*Data section*
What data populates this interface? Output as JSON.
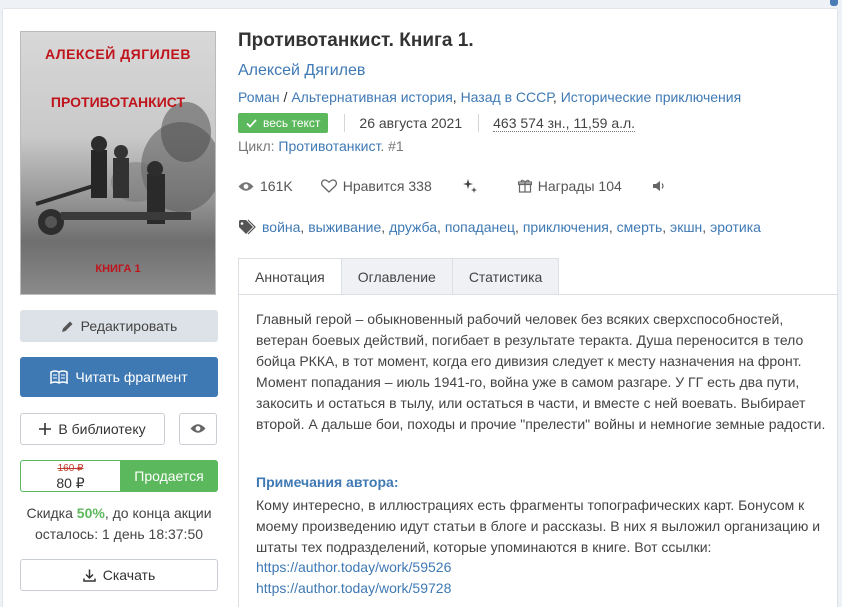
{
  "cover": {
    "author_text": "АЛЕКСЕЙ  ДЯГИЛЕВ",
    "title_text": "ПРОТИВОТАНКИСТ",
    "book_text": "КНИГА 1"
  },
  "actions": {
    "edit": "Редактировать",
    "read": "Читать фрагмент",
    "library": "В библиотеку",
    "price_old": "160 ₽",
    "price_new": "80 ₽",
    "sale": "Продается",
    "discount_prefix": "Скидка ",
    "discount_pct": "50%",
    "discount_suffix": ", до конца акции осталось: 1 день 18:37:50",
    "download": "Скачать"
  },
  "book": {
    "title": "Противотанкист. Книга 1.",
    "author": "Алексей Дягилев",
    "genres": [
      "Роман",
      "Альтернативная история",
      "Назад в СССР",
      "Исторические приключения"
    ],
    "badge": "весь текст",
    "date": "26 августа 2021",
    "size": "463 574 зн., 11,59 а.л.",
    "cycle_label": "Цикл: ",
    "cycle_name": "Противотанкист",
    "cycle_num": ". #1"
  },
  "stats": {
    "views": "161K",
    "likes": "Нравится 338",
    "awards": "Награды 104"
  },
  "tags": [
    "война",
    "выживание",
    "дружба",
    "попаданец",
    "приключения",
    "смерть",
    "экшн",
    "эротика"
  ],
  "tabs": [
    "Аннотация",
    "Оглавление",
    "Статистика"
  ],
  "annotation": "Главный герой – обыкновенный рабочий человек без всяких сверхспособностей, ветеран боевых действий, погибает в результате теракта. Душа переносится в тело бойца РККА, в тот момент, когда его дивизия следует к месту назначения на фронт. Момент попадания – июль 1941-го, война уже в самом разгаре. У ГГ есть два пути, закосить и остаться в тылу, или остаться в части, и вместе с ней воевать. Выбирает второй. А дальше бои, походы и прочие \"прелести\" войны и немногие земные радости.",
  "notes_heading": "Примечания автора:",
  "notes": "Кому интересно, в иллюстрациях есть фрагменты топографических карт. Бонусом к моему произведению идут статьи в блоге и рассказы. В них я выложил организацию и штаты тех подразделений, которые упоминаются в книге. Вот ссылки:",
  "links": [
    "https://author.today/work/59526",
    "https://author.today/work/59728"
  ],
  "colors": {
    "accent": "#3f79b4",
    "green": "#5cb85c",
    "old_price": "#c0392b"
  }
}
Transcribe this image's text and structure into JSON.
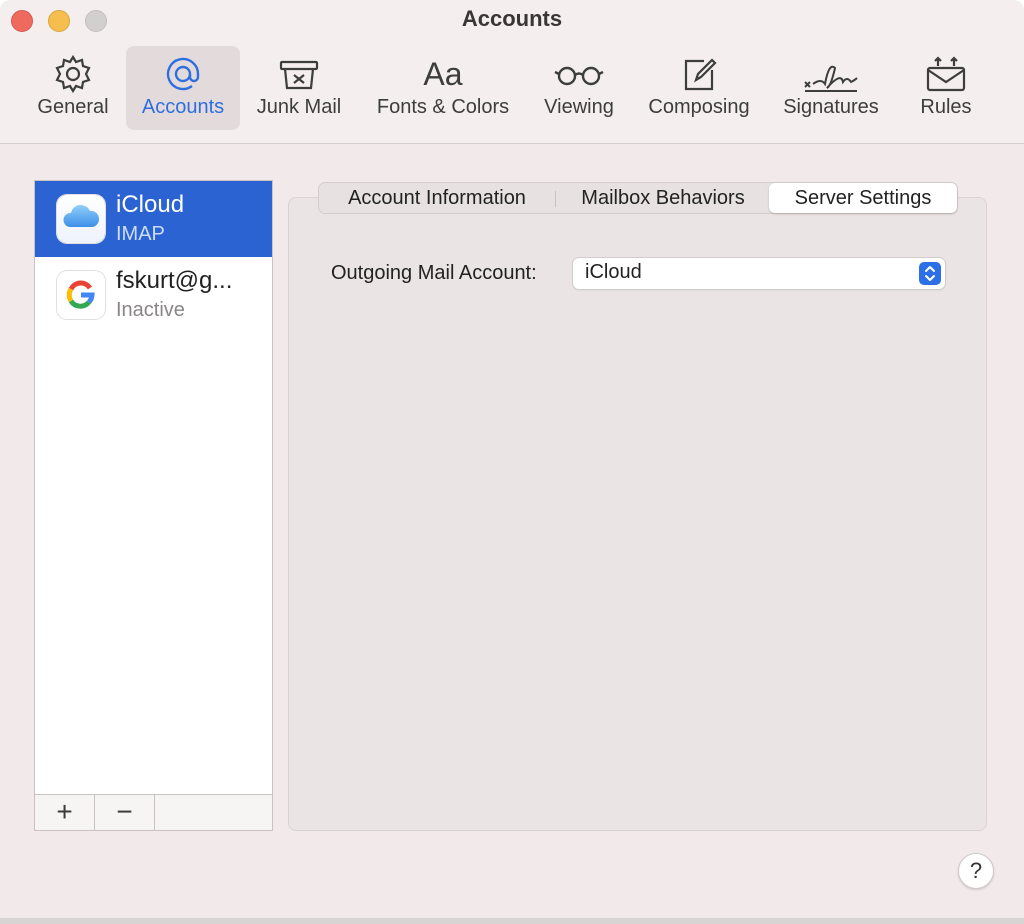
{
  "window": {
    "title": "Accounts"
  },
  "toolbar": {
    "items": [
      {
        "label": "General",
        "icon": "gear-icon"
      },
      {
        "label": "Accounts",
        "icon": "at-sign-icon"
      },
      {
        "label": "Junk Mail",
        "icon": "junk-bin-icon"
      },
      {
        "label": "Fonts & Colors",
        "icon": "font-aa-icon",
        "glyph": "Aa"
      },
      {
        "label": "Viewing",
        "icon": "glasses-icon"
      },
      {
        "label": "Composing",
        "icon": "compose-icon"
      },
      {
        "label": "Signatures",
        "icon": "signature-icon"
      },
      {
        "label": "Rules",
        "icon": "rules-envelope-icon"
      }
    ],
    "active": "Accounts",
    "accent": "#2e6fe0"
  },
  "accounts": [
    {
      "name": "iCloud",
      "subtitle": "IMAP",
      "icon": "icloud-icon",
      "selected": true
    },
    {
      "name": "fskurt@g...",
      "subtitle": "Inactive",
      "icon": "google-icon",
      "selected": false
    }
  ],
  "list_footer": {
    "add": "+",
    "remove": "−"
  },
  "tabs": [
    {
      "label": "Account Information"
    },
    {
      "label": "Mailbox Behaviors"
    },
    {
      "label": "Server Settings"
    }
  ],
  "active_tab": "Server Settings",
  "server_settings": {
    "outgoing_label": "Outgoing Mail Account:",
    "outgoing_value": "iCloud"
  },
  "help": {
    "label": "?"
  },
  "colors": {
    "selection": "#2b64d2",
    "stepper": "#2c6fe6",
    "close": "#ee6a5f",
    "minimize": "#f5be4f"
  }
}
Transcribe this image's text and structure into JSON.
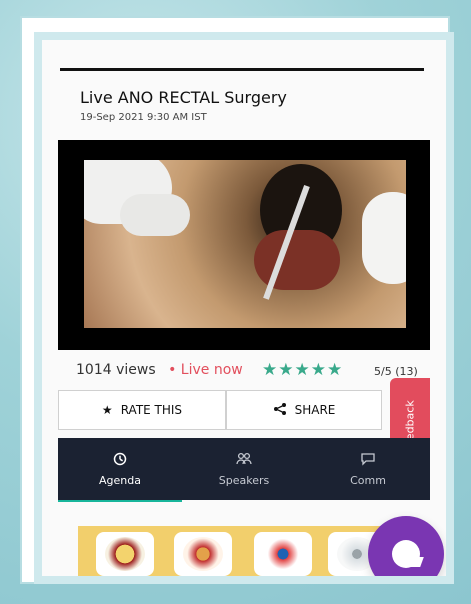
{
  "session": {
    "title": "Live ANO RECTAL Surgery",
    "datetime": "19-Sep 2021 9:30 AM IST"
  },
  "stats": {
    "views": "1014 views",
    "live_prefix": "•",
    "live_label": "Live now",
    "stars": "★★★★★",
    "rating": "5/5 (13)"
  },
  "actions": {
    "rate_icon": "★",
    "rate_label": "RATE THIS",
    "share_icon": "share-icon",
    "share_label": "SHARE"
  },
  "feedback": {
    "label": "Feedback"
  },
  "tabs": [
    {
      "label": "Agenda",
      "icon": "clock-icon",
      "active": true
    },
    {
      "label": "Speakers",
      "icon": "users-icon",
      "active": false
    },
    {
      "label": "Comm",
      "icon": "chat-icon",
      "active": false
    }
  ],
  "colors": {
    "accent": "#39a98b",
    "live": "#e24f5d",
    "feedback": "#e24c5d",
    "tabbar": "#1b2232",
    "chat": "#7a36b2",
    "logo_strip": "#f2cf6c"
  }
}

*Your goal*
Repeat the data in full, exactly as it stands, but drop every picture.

*Solution to the exercise*
What data populates this interface? Output as JSON.
{
  "cover": {
    "author_text": "АЛЕКСЕЙ  ДЯГИЛЕВ",
    "title_text": "ПРОТИВОТАНКИСТ",
    "book_text": "КНИГА 1"
  },
  "actions": {
    "edit": "Редактировать",
    "read": "Читать фрагмент",
    "library": "В библиотеку",
    "price_old": "160 ₽",
    "price_new": "80 ₽",
    "sale": "Продается",
    "discount_prefix": "Скидка ",
    "discount_pct": "50%",
    "discount_suffix": ", до конца акции осталось: 1 день 18:37:50",
    "download": "Скачать"
  },
  "book": {
    "title": "Противотанкист. Книга 1.",
    "author": "Алексей Дягилев",
    "genres": [
      "Роман",
      "Альтернативная история",
      "Назад в СССР",
      "Исторические приключения"
    ],
    "badge": "весь текст",
    "date": "26 августа 2021",
    "size": "463 574 зн., 11,59 а.л.",
    "cycle_label": "Цикл: ",
    "cycle_name": "Противотанкист",
    "cycle_num": ". #1"
  },
  "stats": {
    "views": "161K",
    "likes": "Нравится 338",
    "awards": "Награды 104"
  },
  "tags": [
    "война",
    "выживание",
    "дружба",
    "попаданец",
    "приключения",
    "смерть",
    "экшн",
    "эротика"
  ],
  "tabs": [
    "Аннотация",
    "Оглавление",
    "Статистика"
  ],
  "annotation": "Главный герой – обыкновенный рабочий человек без всяких сверхспособностей, ветеран боевых действий, погибает в результате теракта. Душа переносится в тело бойца РККА, в тот момент, когда его дивизия следует к месту назначения на фронт. Момент попадания – июль 1941-го, война уже в самом разгаре. У ГГ есть два пути, закосить и остаться в тылу, или остаться в части, и вместе с ней воевать. Выбирает второй. А дальше бои, походы и прочие \"прелести\" войны и немногие земные радости.",
  "notes_heading": "Примечания автора:",
  "notes": "Кому интересно, в иллюстрациях есть фрагменты топографических карт. Бонусом к моему произведению идут статьи в блоге и рассказы. В них я выложил организацию и штаты тех подразделений, которые упоминаются в книге. Вот ссылки:",
  "links": [
    "https://author.today/work/59526",
    "https://author.today/work/59728"
  ],
  "colors": {
    "accent": "#3f79b4",
    "green": "#5cb85c",
    "old_price": "#c0392b"
  }
}
Transcribe this image's text and structure into JSON.
{
  "window": {
    "title": "Accounts"
  },
  "toolbar": {
    "items": [
      {
        "label": "General",
        "icon": "gear-icon"
      },
      {
        "label": "Accounts",
        "icon": "at-sign-icon"
      },
      {
        "label": "Junk Mail",
        "icon": "junk-bin-icon"
      },
      {
        "label": "Fonts & Colors",
        "icon": "font-aa-icon",
        "glyph": "Aa"
      },
      {
        "label": "Viewing",
        "icon": "glasses-icon"
      },
      {
        "label": "Composing",
        "icon": "compose-icon"
      },
      {
        "label": "Signatures",
        "icon": "signature-icon"
      },
      {
        "label": "Rules",
        "icon": "rules-envelope-icon"
      }
    ],
    "active": "Accounts",
    "accent": "#2e6fe0"
  },
  "accounts": [
    {
      "name": "iCloud",
      "subtitle": "IMAP",
      "icon": "icloud-icon",
      "selected": true
    },
    {
      "name": "fskurt@g...",
      "subtitle": "Inactive",
      "icon": "google-icon",
      "selected": false
    }
  ],
  "list_footer": {
    "add": "+",
    "remove": "−"
  },
  "tabs": [
    {
      "label": "Account Information"
    },
    {
      "label": "Mailbox Behaviors"
    },
    {
      "label": "Server Settings"
    }
  ],
  "active_tab": "Server Settings",
  "server_settings": {
    "outgoing_label": "Outgoing Mail Account:",
    "outgoing_value": "iCloud"
  },
  "help": {
    "label": "?"
  },
  "colors": {
    "selection": "#2b64d2",
    "stepper": "#2c6fe6",
    "close": "#ee6a5f",
    "minimize": "#f5be4f"
  }
}
Transcribe this image's text and structure into JSON.
{
  "session": {
    "title": "Live ANO RECTAL Surgery",
    "datetime": "19-Sep 2021 9:30 AM IST"
  },
  "stats": {
    "views": "1014 views",
    "live_prefix": "•",
    "live_label": "Live now",
    "stars": "★★★★★",
    "rating": "5/5 (13)"
  },
  "actions": {
    "rate_icon": "★",
    "rate_label": "RATE THIS",
    "share_icon": "share-icon",
    "share_label": "SHARE"
  },
  "feedback": {
    "label": "Feedback"
  },
  "tabs": [
    {
      "label": "Agenda",
      "icon": "clock-icon",
      "active": true
    },
    {
      "label": "Speakers",
      "icon": "users-icon",
      "active": false
    },
    {
      "label": "Comm",
      "icon": "chat-icon",
      "active": false
    }
  ],
  "colors": {
    "accent": "#39a98b",
    "live": "#e24f5d",
    "feedback": "#e24c5d",
    "tabbar": "#1b2232",
    "chat": "#7a36b2",
    "logo_strip": "#f2cf6c"
  }
}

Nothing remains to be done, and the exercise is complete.